2. Enuresis Makes A Comeback

Many children lack the communication skills to describe the barrage of feelings that they hold deep in their heart. Whether it is dealing with a difficult classmate or missing their mommy/daddy when they work too much or are out of town, they keep it bottled up inside because they have not been taught how to "talk through" their feelings.

I've listened in on parents telling me that their five/six/seven year old is still bedwetting and they miss the psychological aspect behind this issue than the physiological aspect. If you've noticed that your child is starting to have accidents more frequently, it may be a sign that should ask your child what they are worried about.

3. Does Not Want to Engage in Conversation After School

"What did you do at school today?"

Some children are unable to answer the question because they have repressed their entire school day because it is truly traumatizing. Fortunately, with technology and access to his/her teacher and classmates, it is much easier to find out what is happening at school and what you can do at home to remedy their communication ills.

4. Has Problems with Transitioning

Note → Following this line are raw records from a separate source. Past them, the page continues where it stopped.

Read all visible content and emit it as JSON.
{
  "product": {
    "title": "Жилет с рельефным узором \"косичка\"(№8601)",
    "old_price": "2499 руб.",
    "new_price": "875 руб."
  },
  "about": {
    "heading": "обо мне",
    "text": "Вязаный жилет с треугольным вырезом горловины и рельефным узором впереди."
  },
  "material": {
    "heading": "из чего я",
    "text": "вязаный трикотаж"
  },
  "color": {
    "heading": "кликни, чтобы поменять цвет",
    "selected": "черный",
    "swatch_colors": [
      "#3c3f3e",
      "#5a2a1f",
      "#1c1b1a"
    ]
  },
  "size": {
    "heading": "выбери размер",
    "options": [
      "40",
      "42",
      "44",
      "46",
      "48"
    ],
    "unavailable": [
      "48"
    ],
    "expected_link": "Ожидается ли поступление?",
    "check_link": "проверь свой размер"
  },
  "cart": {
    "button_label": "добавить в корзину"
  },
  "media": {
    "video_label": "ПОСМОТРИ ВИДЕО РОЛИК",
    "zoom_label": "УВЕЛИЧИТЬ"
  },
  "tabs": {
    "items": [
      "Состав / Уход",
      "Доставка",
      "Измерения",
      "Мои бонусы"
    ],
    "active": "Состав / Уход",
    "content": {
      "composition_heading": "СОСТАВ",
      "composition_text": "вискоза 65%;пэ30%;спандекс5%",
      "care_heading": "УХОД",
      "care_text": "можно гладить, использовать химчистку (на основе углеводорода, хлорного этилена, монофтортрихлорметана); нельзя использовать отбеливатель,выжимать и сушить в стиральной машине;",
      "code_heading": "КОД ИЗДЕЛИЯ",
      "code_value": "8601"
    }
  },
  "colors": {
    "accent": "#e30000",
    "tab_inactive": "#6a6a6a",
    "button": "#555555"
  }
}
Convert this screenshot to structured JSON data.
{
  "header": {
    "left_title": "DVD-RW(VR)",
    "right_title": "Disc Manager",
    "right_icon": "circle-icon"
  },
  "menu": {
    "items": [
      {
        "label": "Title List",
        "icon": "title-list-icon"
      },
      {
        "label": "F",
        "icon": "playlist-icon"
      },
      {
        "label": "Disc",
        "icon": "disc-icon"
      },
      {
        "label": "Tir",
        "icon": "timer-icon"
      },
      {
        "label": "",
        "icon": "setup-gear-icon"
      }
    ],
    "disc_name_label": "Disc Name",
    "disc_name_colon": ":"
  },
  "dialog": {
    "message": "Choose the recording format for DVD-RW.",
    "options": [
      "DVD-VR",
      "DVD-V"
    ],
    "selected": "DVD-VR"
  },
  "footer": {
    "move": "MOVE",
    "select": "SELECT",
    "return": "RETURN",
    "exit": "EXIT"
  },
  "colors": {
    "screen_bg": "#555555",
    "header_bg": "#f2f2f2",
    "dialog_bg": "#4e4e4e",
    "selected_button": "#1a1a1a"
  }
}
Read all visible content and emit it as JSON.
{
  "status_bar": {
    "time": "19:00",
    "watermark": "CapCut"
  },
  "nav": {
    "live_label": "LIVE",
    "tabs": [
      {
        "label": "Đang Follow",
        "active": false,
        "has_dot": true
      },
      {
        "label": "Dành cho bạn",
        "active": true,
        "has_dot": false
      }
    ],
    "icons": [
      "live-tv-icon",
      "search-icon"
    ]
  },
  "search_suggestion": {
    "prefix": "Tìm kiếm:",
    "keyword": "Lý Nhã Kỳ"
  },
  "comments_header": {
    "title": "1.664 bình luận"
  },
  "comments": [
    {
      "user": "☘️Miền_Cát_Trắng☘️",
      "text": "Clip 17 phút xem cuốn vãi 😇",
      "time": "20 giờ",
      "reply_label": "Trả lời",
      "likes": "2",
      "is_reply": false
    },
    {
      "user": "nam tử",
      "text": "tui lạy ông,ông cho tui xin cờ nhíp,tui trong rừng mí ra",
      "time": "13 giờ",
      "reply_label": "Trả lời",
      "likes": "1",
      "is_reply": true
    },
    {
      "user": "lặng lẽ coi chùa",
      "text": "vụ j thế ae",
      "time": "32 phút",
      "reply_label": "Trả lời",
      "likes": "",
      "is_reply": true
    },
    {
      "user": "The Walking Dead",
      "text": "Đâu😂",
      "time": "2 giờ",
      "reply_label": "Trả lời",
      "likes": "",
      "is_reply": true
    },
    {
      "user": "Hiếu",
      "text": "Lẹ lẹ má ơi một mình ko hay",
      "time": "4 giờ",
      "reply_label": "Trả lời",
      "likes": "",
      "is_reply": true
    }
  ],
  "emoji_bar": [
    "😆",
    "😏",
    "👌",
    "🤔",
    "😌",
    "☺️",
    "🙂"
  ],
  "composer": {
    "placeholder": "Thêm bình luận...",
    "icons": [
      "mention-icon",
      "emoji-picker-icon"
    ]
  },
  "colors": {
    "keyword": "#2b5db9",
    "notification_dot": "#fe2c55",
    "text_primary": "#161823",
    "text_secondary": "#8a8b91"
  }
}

When it is time for you to go to a social event such as dinner or a community gathering, your child should not take more than a few minutes to get ready and walk out the door. However, if your child has problems with time management and then reverts to a tantrum after you have reminded him/her that you are leaving in one minute, there are underlying issues at hand that need to be dealt with.

5. Strained relationship with siblings/pets

Sibling rivalry is more of a state than a condition in many families. When your child is with their younger or older sibling and has changed personalities over the course of the last few weeks, there may be an issue that you have not been apprised of. I've seen children verbally taunt and become physically aggressive to their siblings and when asked why they are doing this, the response they give is usually that they have felt attacked at school and are backed into a corner.

If your child is having a difficult time with school and has manifested these behaviors, contact Learning Ridge by emailing or you can call us at 404-964-8533.